Recently a client asked “why do website buttons no longer look like buttons?”. Of course, they were referring to ‘flat design’, a trend in small business website design. Flat design is found popping up in a variety of places these days, from iOS7, to Windows 8. Flat design for your small business website provides a modern, minimalist look if used correctly, yet as seen by the question above, it can add unnecessary confusion if used incorrectly. The decision to employ flat design (if done properly) is ultimately a function of personal preference.
According to an article from Six Revisions, “Like any good UI, a good flat design should make usability the topmost priority. Flat design aesthetics need to go hand-in-hand with usability. And if a decision had to be made between aesthetics and user-friendliness, the latter should be prioritized over the former.”
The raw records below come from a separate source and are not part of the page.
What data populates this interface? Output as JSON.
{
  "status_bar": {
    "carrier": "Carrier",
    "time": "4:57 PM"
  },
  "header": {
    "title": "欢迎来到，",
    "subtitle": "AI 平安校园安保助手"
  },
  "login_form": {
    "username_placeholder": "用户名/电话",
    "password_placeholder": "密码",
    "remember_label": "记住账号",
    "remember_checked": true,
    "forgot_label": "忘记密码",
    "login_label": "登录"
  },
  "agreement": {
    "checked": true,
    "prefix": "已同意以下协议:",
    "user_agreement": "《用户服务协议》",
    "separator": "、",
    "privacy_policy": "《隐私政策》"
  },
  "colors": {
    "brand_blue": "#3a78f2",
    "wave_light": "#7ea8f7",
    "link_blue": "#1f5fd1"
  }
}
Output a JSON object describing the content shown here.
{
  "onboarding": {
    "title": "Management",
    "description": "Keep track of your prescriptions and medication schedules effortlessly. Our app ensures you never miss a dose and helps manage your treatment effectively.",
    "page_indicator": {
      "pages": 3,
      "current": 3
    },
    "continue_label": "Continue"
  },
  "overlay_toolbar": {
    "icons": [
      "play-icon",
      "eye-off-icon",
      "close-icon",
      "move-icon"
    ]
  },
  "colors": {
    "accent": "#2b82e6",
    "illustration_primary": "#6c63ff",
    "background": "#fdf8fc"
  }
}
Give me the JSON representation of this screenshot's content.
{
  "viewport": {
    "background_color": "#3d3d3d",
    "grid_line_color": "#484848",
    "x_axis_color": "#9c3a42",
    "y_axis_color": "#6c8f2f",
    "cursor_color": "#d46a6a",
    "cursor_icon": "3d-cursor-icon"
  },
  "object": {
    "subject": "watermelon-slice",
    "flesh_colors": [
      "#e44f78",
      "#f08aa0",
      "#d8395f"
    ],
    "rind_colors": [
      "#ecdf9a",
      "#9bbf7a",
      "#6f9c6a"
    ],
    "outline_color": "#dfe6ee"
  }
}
So you have decided to embrace the flat design trend. You probably have lots of questions. When is flat design, good design? How does implementing flat design change the way your website will function? Why has flat design become popular? What kind of issues are facing the implementation of flat design? Let’s address a few.
When is flat design, good design?
To begin with, we need to understand that flat design is primarily an example of continued simplification in the tradition of form follows function. “No more gradients, drop shadows, and textures. Just beautiful typography, simple icons and shapes, vibrant colors to help establish visual hierarchies, and, most importantly, a deeper attentiveness on ease-of-use.” Good use of flat design simplifies the user experience, but only to the point it improves website usability.
Does flat design change website function?
Some websites interpret flat design as an attempt to remove depth altogether. We believe effective flat design can provide a clean, efficient interface while retaining the website depth of structure. Consider this a balanced approach or as Six Revisions calls it, “Almost-flat” design. The balanced approach to flat design provides the advantages of simplification in the tradition of form follows function, but helps to avoid the pitfalls of oversimplification and user interface usability issues. A balanced approach often means not having to drastically change your small business website function.
Why has flat design become popular?
Certainly the release of Apple’s latest mobile operating system, iOS7 and Microsoft’s Windows 8 have had a large influence in leading the way towards flat design. Equally strong is a desire to optimize the load time of websites in general, but specifically on mobile platforms such as smartphones and tablets. Flat design is also an opportunity for a new generation to make their mark on what many see as a shift from desktop to mobile-centric computing.
Are there issues facing flat design?
Even Apple had some interface usability issues with the flat design of iOS7. “Before iOS 7′s release, Apple addressed some usability issues such as updating the slide to unlock function with an arrow pointing to the right to gives users a better visual cue, and they have tweaked the color gradients for the Safari and Mail icons so the operating system’s app icons are more cohesive.”
Not to be left out, Microsoft now allows users to bypass their flat design interface completely. “And Microsoft just released Windows 8.1 which will allow users to bypass the Modern UI interface entirely, going straight to the desktop version instead.”
Like most small business website design trends, flat design has its time and place, fans and detractors. The progress toward enhanced usability is always a good thing. However, websites employing flat design need to be aware that some audiences may struggle with the interface if it is taken too far. Good quality assurance usability testing, A/B testing, and close attention to analytics can help avoid these issues altogether.
Contact Scherr Technology small business website design for your next small business website.